Birds twitter in the cool morning air. A gentle breeze blows against my face.
Riding my bike today, I stop briefly on Fair Oaks Bridge to check for wildlife and spider webs. I continue on the American River Parkway trail, stopping at a shallow, narrow place on the American River. This short part of the river is lined with a thick blanket of gravel. The river’s resident Mallards come here to find food. Salmon arrive in the fall to spawn here.
Many salmon swim further upriver to another shallow place, or finish their long journey to Nimbus Fish Hatchery. I chat with several walkers who have also stopped to enjoy the view.
A Cormorant stands on a small island in the middle of the river channel. I hear a distant quack from an unseen duck once, and then again and again, as if it is calling ‘Where is everyone?’ This rocky island is a fraction of its former size before the winter 2017 flooding. Fishermen used to dock their boats here, set up a chair with their ice chest alongside, and spend a few hours fishing.
My next stop is a picnic area on the riverbank, a short distance from the bike path. I listen to the sounds of the soft breeze and hear the water gently moving downstream. The river is moving more quickly today than recent visits. Small white peaks form on the other side of the river about 100 yards downstream. Could this be where rocks hide underneath and create rapids in the river?
I ride back to the boat launch ramp to watch Mallards searching the water for bugs or seeds or something to nibble on. I sit and watch them paddle through the water and dive head first into the water searching for food. If I had food to give them, two dozen ducks would fly in from anywhere, sensing feeding activity on the river.
The Great Blue Heron poses like a statue in the American River. It stood on the stub of a branch before I arrived and continued to pose and study the river long after I walked off Fair Oaks Bridge. Water is still. The sky pale blue and clear. Not a wisp of a cloud. A dozen ducks swim by, creating their own wake. Pigeons fly in dancing over the bridge and quickly depart.
I walk to the boat launch ramp and see the ducks gather at the end of the ramp, looking at me with curiosity. They are likely wondering, Do you have food for us? I have no food to share. I hear an unseen woodpecker softly drumming on a nearby tree.
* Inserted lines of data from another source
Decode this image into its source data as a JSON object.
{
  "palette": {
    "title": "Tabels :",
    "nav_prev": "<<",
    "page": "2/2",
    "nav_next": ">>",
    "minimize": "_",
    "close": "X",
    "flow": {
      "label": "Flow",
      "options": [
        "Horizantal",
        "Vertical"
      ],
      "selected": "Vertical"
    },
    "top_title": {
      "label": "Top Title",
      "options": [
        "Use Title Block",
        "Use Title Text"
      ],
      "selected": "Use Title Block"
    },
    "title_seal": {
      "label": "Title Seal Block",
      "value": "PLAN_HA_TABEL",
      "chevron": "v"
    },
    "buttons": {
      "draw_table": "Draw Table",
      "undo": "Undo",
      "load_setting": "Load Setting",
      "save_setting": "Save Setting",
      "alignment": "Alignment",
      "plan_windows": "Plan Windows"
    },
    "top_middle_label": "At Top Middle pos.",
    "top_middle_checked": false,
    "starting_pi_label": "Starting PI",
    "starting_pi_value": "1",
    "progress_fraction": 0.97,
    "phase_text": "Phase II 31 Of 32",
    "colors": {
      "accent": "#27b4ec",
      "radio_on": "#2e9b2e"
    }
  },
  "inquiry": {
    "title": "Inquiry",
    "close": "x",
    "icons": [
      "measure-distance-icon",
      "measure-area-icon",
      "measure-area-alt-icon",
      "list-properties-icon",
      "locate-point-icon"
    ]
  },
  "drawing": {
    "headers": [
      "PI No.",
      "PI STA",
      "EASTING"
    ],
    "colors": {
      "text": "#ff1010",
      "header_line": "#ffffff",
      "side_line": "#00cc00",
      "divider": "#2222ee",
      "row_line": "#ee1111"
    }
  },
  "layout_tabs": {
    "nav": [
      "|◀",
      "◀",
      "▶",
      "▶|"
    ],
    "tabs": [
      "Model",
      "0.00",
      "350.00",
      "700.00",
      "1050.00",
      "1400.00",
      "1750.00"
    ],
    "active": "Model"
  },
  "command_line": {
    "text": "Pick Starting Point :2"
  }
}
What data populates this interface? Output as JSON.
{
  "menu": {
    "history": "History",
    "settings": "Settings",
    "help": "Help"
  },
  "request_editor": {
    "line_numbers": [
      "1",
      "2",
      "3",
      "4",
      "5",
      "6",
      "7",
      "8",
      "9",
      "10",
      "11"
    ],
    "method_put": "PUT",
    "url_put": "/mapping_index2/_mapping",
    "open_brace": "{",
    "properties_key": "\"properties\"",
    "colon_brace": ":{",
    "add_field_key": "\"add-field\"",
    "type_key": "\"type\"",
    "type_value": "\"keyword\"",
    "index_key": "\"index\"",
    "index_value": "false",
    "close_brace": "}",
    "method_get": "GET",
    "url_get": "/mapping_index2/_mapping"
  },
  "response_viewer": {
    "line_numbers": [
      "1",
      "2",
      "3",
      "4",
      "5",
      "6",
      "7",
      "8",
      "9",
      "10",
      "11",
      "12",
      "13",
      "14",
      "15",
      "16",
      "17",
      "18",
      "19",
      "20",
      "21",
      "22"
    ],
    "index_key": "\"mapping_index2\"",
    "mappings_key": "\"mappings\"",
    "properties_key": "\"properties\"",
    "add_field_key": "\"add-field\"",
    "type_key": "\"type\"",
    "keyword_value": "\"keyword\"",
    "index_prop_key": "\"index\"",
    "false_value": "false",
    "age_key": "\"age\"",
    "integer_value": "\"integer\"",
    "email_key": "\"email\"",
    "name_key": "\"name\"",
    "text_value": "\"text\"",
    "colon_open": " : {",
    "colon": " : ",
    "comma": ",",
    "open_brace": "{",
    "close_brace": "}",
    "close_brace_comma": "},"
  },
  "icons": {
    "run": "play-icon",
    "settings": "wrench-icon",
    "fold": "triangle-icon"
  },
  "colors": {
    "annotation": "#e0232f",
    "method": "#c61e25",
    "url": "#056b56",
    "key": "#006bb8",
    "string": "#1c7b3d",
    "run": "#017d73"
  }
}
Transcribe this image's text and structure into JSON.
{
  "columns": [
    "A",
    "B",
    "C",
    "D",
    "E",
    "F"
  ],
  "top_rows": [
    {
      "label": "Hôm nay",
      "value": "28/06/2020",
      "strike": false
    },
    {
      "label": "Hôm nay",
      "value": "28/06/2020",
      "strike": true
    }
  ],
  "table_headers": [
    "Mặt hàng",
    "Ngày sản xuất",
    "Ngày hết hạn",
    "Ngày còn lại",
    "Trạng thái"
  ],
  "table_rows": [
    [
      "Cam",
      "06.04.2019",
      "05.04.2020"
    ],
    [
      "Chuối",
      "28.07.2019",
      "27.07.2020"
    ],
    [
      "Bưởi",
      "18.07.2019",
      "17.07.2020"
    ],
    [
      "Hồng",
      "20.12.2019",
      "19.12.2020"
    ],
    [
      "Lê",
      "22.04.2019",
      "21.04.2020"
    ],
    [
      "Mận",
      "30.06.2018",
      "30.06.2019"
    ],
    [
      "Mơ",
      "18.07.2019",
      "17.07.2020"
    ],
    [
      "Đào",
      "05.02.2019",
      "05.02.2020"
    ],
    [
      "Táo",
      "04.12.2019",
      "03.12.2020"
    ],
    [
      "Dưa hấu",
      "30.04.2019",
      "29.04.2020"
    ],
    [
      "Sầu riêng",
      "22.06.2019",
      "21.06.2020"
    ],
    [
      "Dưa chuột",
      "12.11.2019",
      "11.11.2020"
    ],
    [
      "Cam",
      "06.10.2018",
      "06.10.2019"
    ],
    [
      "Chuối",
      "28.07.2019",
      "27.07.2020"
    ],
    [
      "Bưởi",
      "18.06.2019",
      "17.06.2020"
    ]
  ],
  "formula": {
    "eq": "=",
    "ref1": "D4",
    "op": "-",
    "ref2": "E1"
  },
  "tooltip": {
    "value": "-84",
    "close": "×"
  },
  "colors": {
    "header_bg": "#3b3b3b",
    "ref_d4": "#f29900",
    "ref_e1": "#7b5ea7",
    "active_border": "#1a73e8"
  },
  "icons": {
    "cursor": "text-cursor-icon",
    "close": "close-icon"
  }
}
This peaceful place is an escape from other crises of the day. As I stand here and enjoy its beauty, catastrophic wildfires consume other areas of California – places of peace, joy and beauty where people and wildlife have lived and loved for years.
Water is completely still. The mist seems to have absorbed some of the smoke. Scattered bright white cloud cover resembles strands of spun gold reflected in the emerging sunlight. Clouds of mist begin around the bend to the east and roll slowly west across the surface of the river. In my full hour out here, I see one walker and one cyclist. Fair Oaks Bridge deck does not look frosty, yet it is still slippery in places. I wear my hooded jacket and wear warm gloves.
I walk down to the boat launch ramp to watch the mist as it rolls under the bridge. A lone seagull flies overhead. One Mallard swims along the ramp calling good morning with a few quiet Quack, Quack! Likely wondering if I brought breakfast. One year ago I took similar photos at this place on the ramp – now one of them is the front cover of Mornings on Fair Oaks Bridge: Watching Wildlife at the Lower American River .
This is the season to experience the most beautiful and peaceful mornings on the American River.
As I stand and watch the mist roll across the river and rise as it goes under the bridge, a Great Blue Heron arrives. It sounds its characteristic good morning chortle and continues its flight east.
The pale blue sky covered by strips of white clouds gives no hint of the smoke that blanketed skies across the region through the week. Another seagull flies over. Four ducks emerge from the riverbank. I hear a bird call from a distance. Early morning mist continues to roll slowly across the surface of the river, enveloping the corridor in a blanket of white.